Written Settlement Terms May Be Inadmissible

Law Talk

Sam K. Abdulaziz
Attorney at Law

In the case Fair v. Bakhtiari, Thomas Fair sued his ex wife (Maryann Fair), Karl Bakhtiari (a previous business partner) and other various business entities. Fair believed that they had all left him out of real estate ventures that Fair should have rightfully been involved in and also alleged there was other wrongful conduct, all of which caused him monetary damages.

The complaint was filed, the defendants answered, and the case went to a two-day mediation. Thomas Fair's attorney handwrote a memo of settlement terms including (but not limited to) over $5 million being paid to Fair, which would be a "...purchase of all T. Fair's stock & interests (as capital gain to Fair)." It also included Maryann Fair giving up community property interest in this same settlement, as well as other items and a paragraph that indicated, "Any and all disputes subject to ... arbitration rules." Each of the parties filed their Case Management Statements with the court and let the court know that the case settled in mediation and that the parties were in the process of getting the formal settlement agreement signed by all.

Shortly before the scheduled Case Management Conference, some of the defendants discovered that Thomas Fair did not believe the agreement for the $5 million for purchase of his stock and interests applied to some of the business interests. There were also tax issues that were still to be resolved and not addressed. At the Case Management Conference, Bakhtiari's attorney asked for a continuance indicating that they had reached a settlement and were in the process of ironing out some of the complicated tax issues.

Another Case Management Statement was then filed, which said that the parties "...were ultimately unable to reach an agreement as to the scope and subject matter of the proposed settlement ...should be resolved through the regular court process." Fair's attorney demanded arbitration of the matter as per a paragraph of the settlement memorandum signed by all parties at the mediation and filed a motion to compel (force) arbitration.
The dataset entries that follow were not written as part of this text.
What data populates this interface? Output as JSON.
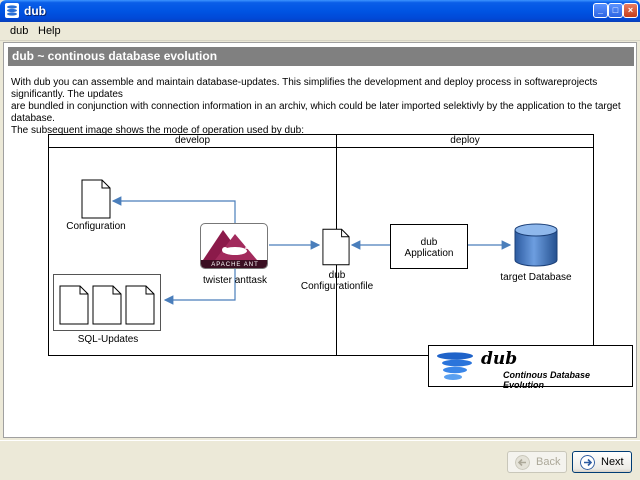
{
  "window": {
    "title": "dub"
  },
  "menu": {
    "items": [
      "dub",
      "Help"
    ]
  },
  "header": {
    "title": "dub ~ continous database evolution"
  },
  "intro": {
    "line1": "With dub you can assemble and maintain database-updates. This simplifies the development and deploy process in softwareprojects significantly. The updates",
    "line2": "are bundled in conjunction with connection information in an archiv, which could be later imported selektivly by the application to the target database.",
    "line3": "The subsequent image shows the mode of operation used by dub:"
  },
  "diagram": {
    "lane_develop": "develop",
    "lane_deploy": "deploy",
    "configuration": "Configuration",
    "sql_updates": "SQL-Updates",
    "twister": "twister anttask",
    "ant_logo": "APACHE ANT",
    "dub_config_line1": "dub",
    "dub_config_line2": "Configurationfile",
    "app_line1": "dub",
    "app_line2": "Application",
    "target_db": "target Database"
  },
  "logo": {
    "name": "dub",
    "tagline": "Continous Database Evolution"
  },
  "buttons": {
    "back": "Back",
    "next": "Next"
  },
  "colors": {
    "titlebar": "#0054e3",
    "arrow": "#4a7ebb",
    "header_band": "#808080",
    "db_blue": "#3f6fb5"
  }
}
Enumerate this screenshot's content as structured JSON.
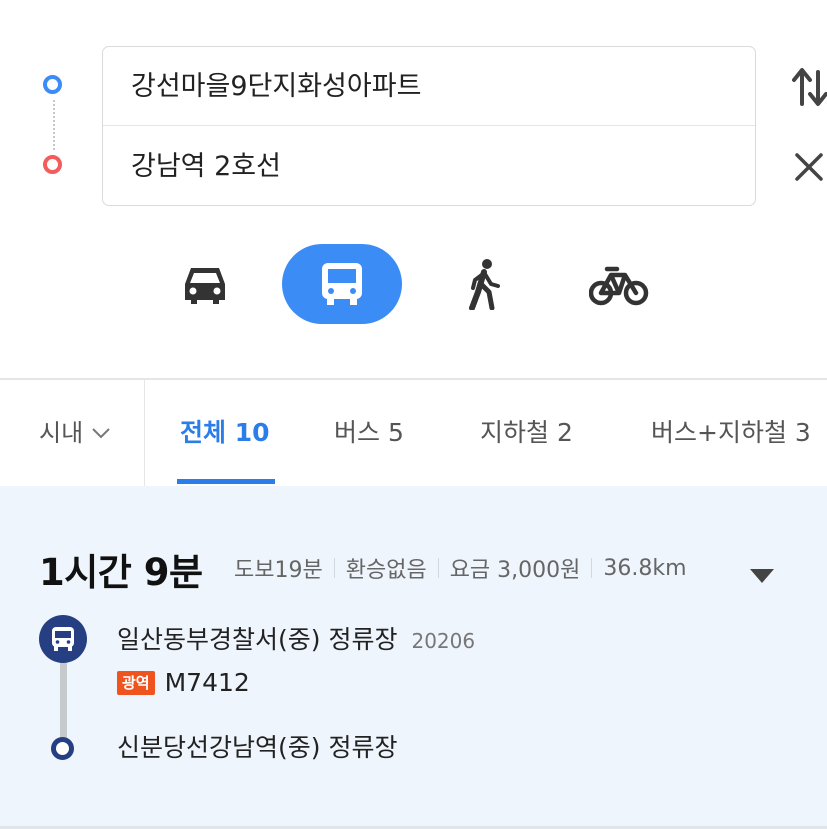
{
  "route": {
    "origin": "강선마을9단지화성아파트",
    "destination": "강남역 2호선"
  },
  "modes": [
    {
      "icon": "car-icon",
      "selected": false
    },
    {
      "icon": "bus-icon",
      "selected": true
    },
    {
      "icon": "walk-icon",
      "selected": false
    },
    {
      "icon": "bicycle-icon",
      "selected": false
    }
  ],
  "colors": {
    "accent": "#3b8cf5",
    "start_marker": "#3b8cf5",
    "end_marker": "#f25c5c",
    "active_tab": "#2b7de9",
    "route_type_badge": "#f0541e",
    "bus_stop_marker": "#263f82",
    "result_background": "#eef5fc"
  },
  "filters": {
    "region": "시내",
    "tabs": [
      {
        "label": "전체 10",
        "active": true
      },
      {
        "label": "버스 5",
        "active": false
      },
      {
        "label": "지하철 2",
        "active": false
      },
      {
        "label": "버스+지하철 3",
        "active": false
      }
    ]
  },
  "result": {
    "duration": "1시간 9분",
    "walk": "도보19분",
    "transfer": "환승없음",
    "fare": "요금 3,000원",
    "distance": "36.8km",
    "start_stop": {
      "name": "일산동부경찰서(중) 정류장",
      "id": "20206"
    },
    "route_type": "광역",
    "route_number": "M7412",
    "end_stop": {
      "name": "신분당선강남역(중) 정류장"
    }
  }
}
Defendant's counsel stated that the settlement memorandum could not be binding (hold the parties to the agreement) because they had never actually come to a meeting of the minds (full agreement and understanding) on key provisions of the case and the memorandum was therefore inadmissible.

The trial court denied the motion to compel binding arbitration because the settlement papers signed at the mediation were inadmissible and therefore, there was no arbitration agreement. When appealed, the Court of Appeal reversed the trial court's decision because they saw the provision, "...[a]ny and all disputes subject to ... arbitration rules" to mean that all parties meant for the settlement memorandum to be enforceable. The Court of Appeal indicated that since the memorandum included "words to that effect" it was admissible.

This matter was then taken to the Supreme Court of California. The same statutes were reviewed as well as the case of Weddington Productions, Inc. v. Flick, which had a similar situation and discussed that "consent" and "mutuality" must be in an agreement. Because of the ambiguous language in the settlement memorandum, there is no definitive mutual consent in the settlement memorandum -particularly on the issue of what all of Fair's stock and interests were.

The Supreme Court of California agreed with the trial court, overturning the Court of Appeal. There was no "written settlement agreement" because the settlement memorandum signed at the mediation was not admissible.